EXERCISE:
Below are the records; copy out every line that holds the word "incoming".

WORKING DATA:

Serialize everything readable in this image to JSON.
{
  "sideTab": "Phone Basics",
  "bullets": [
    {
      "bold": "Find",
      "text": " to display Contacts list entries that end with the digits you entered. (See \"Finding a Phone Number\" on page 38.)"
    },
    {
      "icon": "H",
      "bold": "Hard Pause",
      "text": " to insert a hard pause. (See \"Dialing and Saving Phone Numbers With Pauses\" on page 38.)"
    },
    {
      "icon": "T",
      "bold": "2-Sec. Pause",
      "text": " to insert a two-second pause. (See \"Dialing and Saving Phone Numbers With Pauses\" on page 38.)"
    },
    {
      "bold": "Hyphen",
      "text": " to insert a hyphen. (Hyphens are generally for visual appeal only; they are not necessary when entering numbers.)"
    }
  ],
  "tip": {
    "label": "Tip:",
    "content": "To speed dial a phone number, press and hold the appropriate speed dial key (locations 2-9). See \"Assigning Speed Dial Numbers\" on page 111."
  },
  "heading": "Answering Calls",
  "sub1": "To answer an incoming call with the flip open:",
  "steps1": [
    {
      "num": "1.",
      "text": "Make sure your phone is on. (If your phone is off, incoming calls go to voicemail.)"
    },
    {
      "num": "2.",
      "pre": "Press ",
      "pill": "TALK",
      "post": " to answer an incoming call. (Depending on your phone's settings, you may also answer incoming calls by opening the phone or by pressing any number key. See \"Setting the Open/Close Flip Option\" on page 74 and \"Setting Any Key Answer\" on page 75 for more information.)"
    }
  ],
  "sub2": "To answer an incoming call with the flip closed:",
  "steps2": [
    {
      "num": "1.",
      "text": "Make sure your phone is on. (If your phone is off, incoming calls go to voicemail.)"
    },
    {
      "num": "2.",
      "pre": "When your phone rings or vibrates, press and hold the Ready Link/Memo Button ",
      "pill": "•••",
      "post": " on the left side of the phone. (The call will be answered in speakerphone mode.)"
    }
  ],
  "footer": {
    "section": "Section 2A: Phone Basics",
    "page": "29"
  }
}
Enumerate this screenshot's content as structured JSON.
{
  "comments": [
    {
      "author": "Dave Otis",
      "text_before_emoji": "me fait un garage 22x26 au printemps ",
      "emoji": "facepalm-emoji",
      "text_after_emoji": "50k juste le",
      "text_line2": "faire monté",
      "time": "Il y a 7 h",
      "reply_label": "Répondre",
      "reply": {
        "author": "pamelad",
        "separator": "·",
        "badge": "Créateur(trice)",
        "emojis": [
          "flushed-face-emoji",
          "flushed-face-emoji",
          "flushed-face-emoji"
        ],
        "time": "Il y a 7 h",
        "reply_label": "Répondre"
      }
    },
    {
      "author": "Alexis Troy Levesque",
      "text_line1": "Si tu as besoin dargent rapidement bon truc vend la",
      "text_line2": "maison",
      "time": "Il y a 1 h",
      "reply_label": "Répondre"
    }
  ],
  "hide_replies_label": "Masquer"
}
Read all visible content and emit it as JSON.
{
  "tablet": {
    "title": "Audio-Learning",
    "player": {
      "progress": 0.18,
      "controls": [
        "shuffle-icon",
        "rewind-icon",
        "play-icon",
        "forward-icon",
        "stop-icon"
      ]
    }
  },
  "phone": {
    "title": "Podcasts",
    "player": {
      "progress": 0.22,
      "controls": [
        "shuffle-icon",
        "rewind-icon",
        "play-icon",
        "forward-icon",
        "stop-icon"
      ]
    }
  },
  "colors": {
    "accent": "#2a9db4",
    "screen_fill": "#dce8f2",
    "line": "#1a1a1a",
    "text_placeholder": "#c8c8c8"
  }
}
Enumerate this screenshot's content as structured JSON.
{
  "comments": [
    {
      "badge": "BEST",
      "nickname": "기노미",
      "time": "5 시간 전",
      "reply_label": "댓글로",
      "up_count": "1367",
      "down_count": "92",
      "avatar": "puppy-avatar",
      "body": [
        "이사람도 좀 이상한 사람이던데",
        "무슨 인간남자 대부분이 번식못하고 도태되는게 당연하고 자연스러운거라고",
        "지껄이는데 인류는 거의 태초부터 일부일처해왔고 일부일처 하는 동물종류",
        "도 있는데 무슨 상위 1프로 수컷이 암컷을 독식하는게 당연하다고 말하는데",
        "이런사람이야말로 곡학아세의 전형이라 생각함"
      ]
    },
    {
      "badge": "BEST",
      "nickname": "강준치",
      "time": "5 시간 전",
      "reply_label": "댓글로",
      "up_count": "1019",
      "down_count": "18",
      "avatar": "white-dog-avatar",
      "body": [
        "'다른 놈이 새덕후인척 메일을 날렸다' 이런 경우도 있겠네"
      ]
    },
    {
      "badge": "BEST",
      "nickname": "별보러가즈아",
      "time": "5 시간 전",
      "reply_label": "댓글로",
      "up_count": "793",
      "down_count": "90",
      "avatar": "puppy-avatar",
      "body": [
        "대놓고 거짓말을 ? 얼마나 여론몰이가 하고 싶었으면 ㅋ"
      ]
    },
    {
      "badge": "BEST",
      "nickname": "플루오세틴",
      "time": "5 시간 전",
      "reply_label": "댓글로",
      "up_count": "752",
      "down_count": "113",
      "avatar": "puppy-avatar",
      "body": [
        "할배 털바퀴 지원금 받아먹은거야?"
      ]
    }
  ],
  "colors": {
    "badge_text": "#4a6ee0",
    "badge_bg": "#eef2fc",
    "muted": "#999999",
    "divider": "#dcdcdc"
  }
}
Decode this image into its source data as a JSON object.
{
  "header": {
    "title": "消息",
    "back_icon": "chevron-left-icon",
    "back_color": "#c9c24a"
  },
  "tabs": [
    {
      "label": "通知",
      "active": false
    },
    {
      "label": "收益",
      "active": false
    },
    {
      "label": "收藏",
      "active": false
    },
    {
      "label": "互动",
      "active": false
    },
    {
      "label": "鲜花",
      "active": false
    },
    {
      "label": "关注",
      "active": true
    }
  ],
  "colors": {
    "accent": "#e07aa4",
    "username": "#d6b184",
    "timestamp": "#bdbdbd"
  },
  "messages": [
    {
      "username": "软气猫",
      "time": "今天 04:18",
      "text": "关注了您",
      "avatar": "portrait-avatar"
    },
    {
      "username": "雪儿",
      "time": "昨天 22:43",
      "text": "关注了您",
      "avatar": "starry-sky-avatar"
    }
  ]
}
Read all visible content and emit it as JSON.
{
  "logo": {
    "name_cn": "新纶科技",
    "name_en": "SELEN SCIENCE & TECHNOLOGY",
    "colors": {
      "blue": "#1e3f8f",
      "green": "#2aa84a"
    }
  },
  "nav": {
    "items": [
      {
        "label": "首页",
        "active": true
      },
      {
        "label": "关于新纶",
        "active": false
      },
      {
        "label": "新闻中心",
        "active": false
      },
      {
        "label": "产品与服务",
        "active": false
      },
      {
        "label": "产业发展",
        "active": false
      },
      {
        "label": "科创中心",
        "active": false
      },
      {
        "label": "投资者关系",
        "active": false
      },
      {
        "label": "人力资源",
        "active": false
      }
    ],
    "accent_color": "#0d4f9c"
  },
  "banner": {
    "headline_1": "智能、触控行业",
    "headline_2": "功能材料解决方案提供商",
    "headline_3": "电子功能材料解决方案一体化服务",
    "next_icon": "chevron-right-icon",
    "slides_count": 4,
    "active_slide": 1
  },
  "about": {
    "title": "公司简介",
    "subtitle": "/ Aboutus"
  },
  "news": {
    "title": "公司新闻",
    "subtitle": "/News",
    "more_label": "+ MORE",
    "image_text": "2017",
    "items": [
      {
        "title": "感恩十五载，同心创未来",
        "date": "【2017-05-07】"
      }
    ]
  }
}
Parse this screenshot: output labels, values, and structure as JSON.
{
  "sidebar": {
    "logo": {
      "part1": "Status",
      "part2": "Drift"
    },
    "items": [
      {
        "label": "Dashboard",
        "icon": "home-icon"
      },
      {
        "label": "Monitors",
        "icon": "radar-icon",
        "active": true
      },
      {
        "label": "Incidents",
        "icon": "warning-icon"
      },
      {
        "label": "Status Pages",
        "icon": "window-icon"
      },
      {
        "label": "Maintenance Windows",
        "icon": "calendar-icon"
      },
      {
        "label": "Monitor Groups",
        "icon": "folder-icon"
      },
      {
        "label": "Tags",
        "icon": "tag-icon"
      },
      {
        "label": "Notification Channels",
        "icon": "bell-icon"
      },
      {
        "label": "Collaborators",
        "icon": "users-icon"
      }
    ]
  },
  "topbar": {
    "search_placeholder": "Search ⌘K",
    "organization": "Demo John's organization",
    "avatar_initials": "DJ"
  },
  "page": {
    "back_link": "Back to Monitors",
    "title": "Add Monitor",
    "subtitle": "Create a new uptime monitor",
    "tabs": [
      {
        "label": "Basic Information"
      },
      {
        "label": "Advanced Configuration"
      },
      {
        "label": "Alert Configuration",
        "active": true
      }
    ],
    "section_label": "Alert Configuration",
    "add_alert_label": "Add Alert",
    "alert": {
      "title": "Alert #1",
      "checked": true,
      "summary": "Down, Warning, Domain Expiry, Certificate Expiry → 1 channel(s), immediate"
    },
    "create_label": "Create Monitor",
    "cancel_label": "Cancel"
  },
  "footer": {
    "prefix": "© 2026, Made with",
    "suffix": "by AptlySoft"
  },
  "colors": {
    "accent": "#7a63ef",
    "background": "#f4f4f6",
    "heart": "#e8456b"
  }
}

SOLUTION TO THIS EXERCISE:
  "sub1": "To answer an incoming call with the flip open:",
      "text": "Make sure your phone is on. (If your phone is off, incoming calls go to voicemail.)"
      "post": " to answer an incoming call. (Depending on your phone's settings, you may also answer incoming calls by opening the phone or by pressing any number key. See \"Setting the Open/Close Flip Option\" on page 74 and \"Setting Any Key Answer\" on page 75 for more information.)"
  "sub2": "To answer an incoming call with the flip closed:",
      "text": "Make sure your phone is on. (If your phone is off, incoming calls go to voicemail.)"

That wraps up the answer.